The A7J's 17-inch widescreen display runs at an impressive 1,400x900-pixel resolution. This makes use of Asus' Color Shine LCD coating, which provides improved contrast and clarity -- ideal for watching TV or DVDs. Unfortunately, the A7J doesn't include a Microsoft-approved MCE remote control. Instead, Asus has bundled a poorly designed substitute remote that lacks the recommended MS Start button for easy MCE navigation.
More bizarrely, Asus has chosen to include a rather puny 60GB hard drive, in our review unit at least. Considering business latops such as the AJP M555N-E are equipped with drives twice this size, this is pathetic. Larger drives are available (we found the laptop for the same £1,399 online with a much more generous 100GB drive), so we suggest you opt for a model with at least 100GB of storage. If you choose not to, you'll be making regular use of the TSSTCorp TS-L532u DVD rewriter. It's a dual layer offering, so you can copy up to 8.5GB of data per compatible disc.

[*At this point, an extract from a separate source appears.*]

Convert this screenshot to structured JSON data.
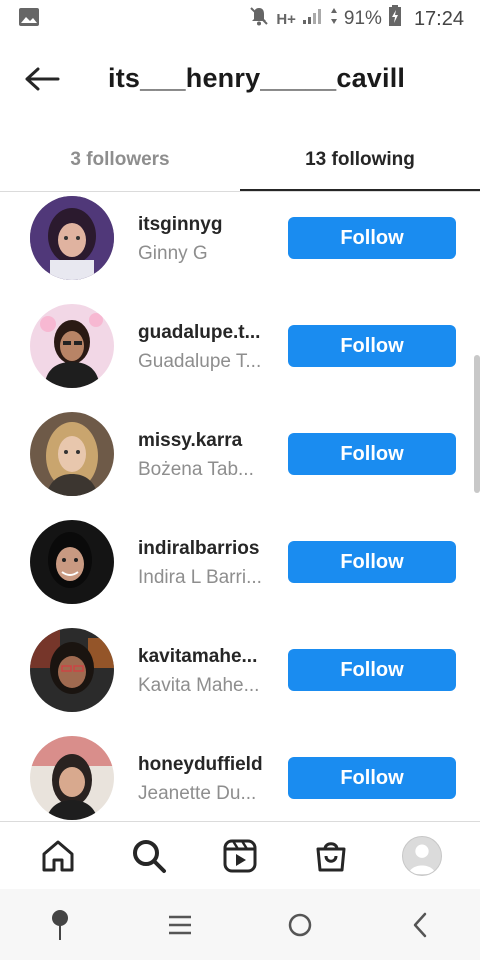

The A7J put in a strong overall performance in most of our tests. It achieved a PCMark 2005 tally of 3,825 -- which is slightly more than we've seen for any laptop that uses a similar specification. Its dual-core processor will chomp its way through most applications without much slowdown, and it's especially adept at running several applications at once, so you can safely perform video encoding while you surf the Internet.

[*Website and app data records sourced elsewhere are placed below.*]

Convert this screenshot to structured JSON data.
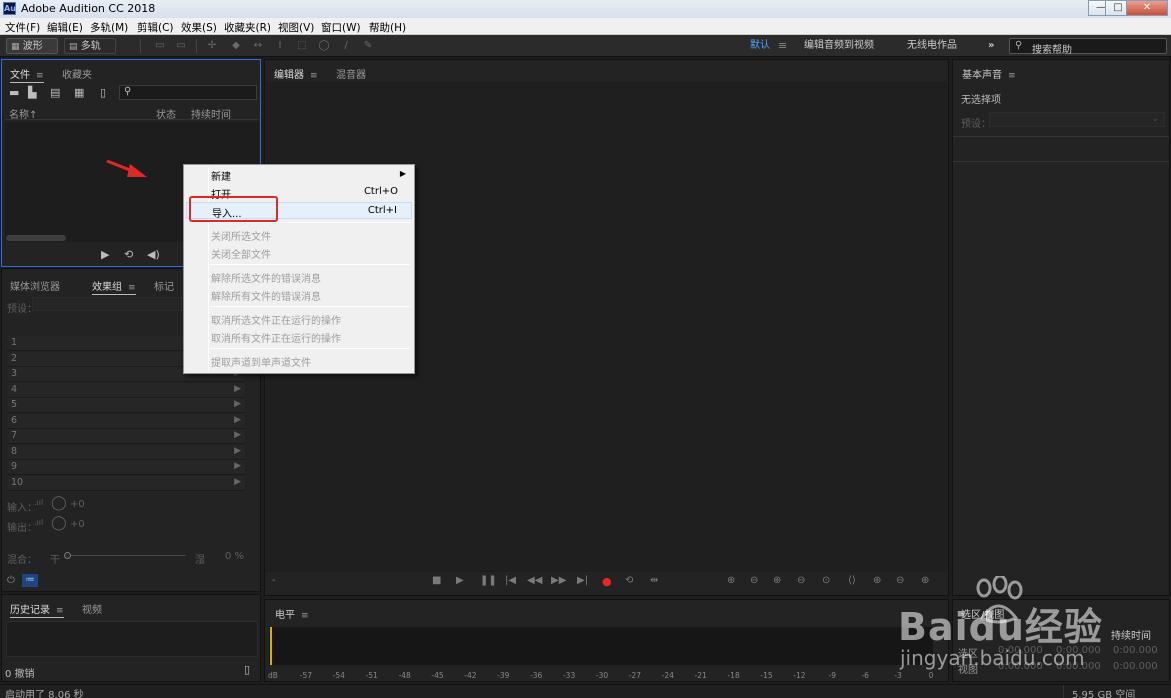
{
  "window": {
    "title": "Adobe Audition CC 2018",
    "app_icon_text": "Au",
    "controls": [
      "minimize-icon",
      "maximize-icon",
      "close-icon"
    ]
  },
  "menubar": [
    "文件(F)",
    "编辑(E)",
    "多轨(M)",
    "剪辑(C)",
    "效果(S)",
    "收藏夹(R)",
    "视图(V)",
    "窗口(W)",
    "帮助(H)"
  ],
  "toolbar": {
    "waveform_label": "波形",
    "multitrack_label": "多轨",
    "workspaces": [
      "默认",
      "编辑音频到视频",
      "无线电作品"
    ],
    "more": "»",
    "search_placeholder": "搜索帮助"
  },
  "files_panel": {
    "tabs": [
      "文件",
      "收藏夹"
    ],
    "columns": [
      "名称",
      "状态",
      "持续时间"
    ],
    "sort_indicator": "↑"
  },
  "effects_panel": {
    "tabs": [
      "媒体浏览器",
      "效果组",
      "标记"
    ],
    "preset_label": "预设：",
    "rack_slots": [
      "1",
      "2",
      "3",
      "4",
      "5",
      "6",
      "7",
      "8",
      "9",
      "10"
    ],
    "input_label": "输入：",
    "output_label": "输出：",
    "input_value": "+0",
    "output_value": "+0",
    "mix_label": "混合：",
    "mix_dry": "干",
    "mix_wet": "湿",
    "mix_value": "0 %"
  },
  "history_panel": {
    "tabs": [
      "历史记录",
      "视频"
    ],
    "undo_count": "0 撤销"
  },
  "editor_panel": {
    "tabs": [
      "编辑器",
      "混音器"
    ],
    "time_dash": "-"
  },
  "essential_sound_panel": {
    "title": "基本声音",
    "no_selection": "无选择项",
    "preset_label": "预设："
  },
  "levels_panel": {
    "title": "电平",
    "ticks": [
      "dB",
      "-57",
      "-54",
      "-51",
      "-48",
      "-45",
      "-42",
      "-39",
      "-36",
      "-33",
      "-30",
      "-27",
      "-24",
      "-21",
      "-18",
      "-15",
      "-12",
      "-9",
      "-6",
      "-3",
      "0"
    ]
  },
  "selection_view_panel": {
    "title": "选区/视图",
    "col_duration": "持续时间",
    "rows": [
      {
        "label": "选区",
        "start": "0:00.000",
        "end": "0:00.000",
        "duration": "0:00.000"
      },
      {
        "label": "视图",
        "start": "0:00.000",
        "end": "0:00.000",
        "duration": "0:00.000"
      }
    ]
  },
  "status": {
    "startup": "启动用了 8.06 秒",
    "disk_space": "5.95 GB 空间"
  },
  "context_menu": {
    "items": [
      {
        "label": "新建",
        "shortcut": "",
        "submenu": true,
        "enabled": true
      },
      {
        "label": "打开...",
        "shortcut": "Ctrl+O",
        "enabled": true
      },
      {
        "label": "导入...",
        "shortcut": "Ctrl+I",
        "enabled": true,
        "highlighted": true
      },
      {
        "label": "关闭所选文件",
        "shortcut": "",
        "enabled": false
      },
      {
        "label": "关闭全部文件",
        "shortcut": "",
        "enabled": false
      },
      {
        "label": "解除所选文件的错误消息",
        "shortcut": "",
        "enabled": false
      },
      {
        "label": "解除所有文件的错误消息",
        "shortcut": "",
        "enabled": false
      },
      {
        "label": "取消所选文件正在运行的操作",
        "shortcut": "",
        "enabled": false
      },
      {
        "label": "取消所有文件正在运行的操作",
        "shortcut": "",
        "enabled": false
      },
      {
        "label": "提取声道到单声道文件",
        "shortcut": "",
        "enabled": false
      }
    ]
  },
  "watermark": {
    "brand": "Baidu经验",
    "url": "jingyan.baidu.com"
  },
  "colors": {
    "panel_bg": "#232323",
    "accent_blue": "#2d6fd6",
    "record_red": "#e8262a",
    "annotation_red": "#e02828"
  }
}
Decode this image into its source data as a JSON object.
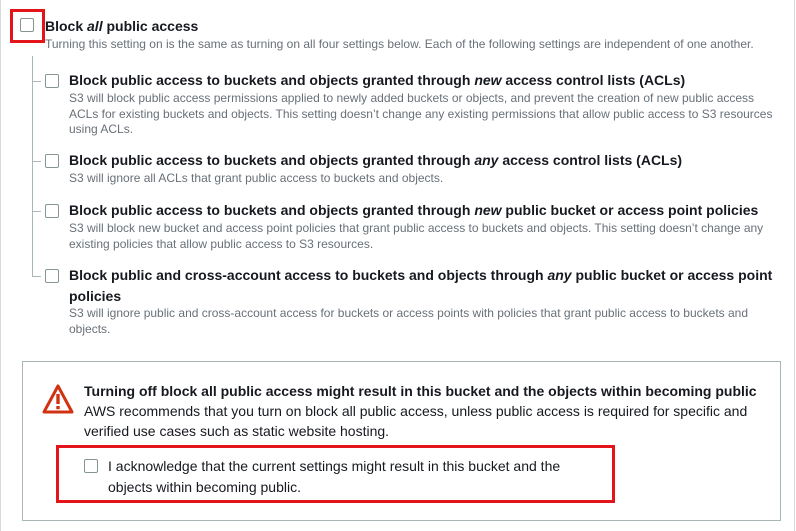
{
  "block_all": {
    "title_prefix": "Block ",
    "title_em": "all",
    "title_suffix": " public access",
    "description": "Turning this setting on is the same as turning on all four settings below. Each of the following settings are independent of one another.",
    "checked": false
  },
  "settings": [
    {
      "title_prefix": "Block public access to buckets and objects granted through ",
      "title_em": "new",
      "title_suffix": " access control lists (ACLs)",
      "description": "S3 will block public access permissions applied to newly added buckets or objects, and prevent the creation of new public access ACLs for existing buckets and objects. This setting doesn’t change any existing permissions that allow public access to S3 resources using ACLs.",
      "checked": false
    },
    {
      "title_prefix": "Block public access to buckets and objects granted through ",
      "title_em": "any",
      "title_suffix": " access control lists (ACLs)",
      "description": "S3 will ignore all ACLs that grant public access to buckets and objects.",
      "checked": false
    },
    {
      "title_prefix": "Block public access to buckets and objects granted through ",
      "title_em": "new",
      "title_suffix": " public bucket or access point policies",
      "description": "S3 will block new bucket and access point policies that grant public access to buckets and objects. This setting doesn’t change any existing policies that allow public access to S3 resources.",
      "checked": false
    },
    {
      "title_prefix": "Block public and cross-account access to buckets and objects through ",
      "title_em": "any",
      "title_suffix": " public bucket or access point policies",
      "description": "S3 will ignore public and cross-account access for buckets or access points with policies that grant public access to buckets and objects.",
      "checked": false
    }
  ],
  "warning": {
    "title": "Turning off block all public access might result in this bucket and the objects within becoming public",
    "text": "AWS recommends that you turn on block all public access, unless public access is required for specific and verified use cases such as static website hosting.",
    "acknowledge_label": "I acknowledge that the current settings might result in this bucket and the objects within becoming public.",
    "acknowledged": false
  },
  "colors": {
    "highlight": "#e4141b",
    "warning_icon": "#d13212",
    "description_text": "#687078",
    "tree_line": "#aab7b8"
  }
}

Its gaming performance was also admirable. It clocked up a 3DMark 2006 score of 1,963, which again is the highest we've seen on any laptop using the same graphics card. It's not as fast as the all-conquering rockdirect Xtreme 64, but it ran Doom 3 at a very respectable 66.1 frames per second at a resolution of 1,024x768 pixels, and only dropped to 39.7fps at a resolution of 1,280x1,024 pixels.
Despite its Centrino backbone, the A7J doesn't last particularly long away from the mains. In our tests it lasted 46 minutes before keeling over -- which isn't bad for a desktop replacement, but it's far from ideal if you're often on the move.
Edited by Mary Lojkine
Additional editing by Nick Hide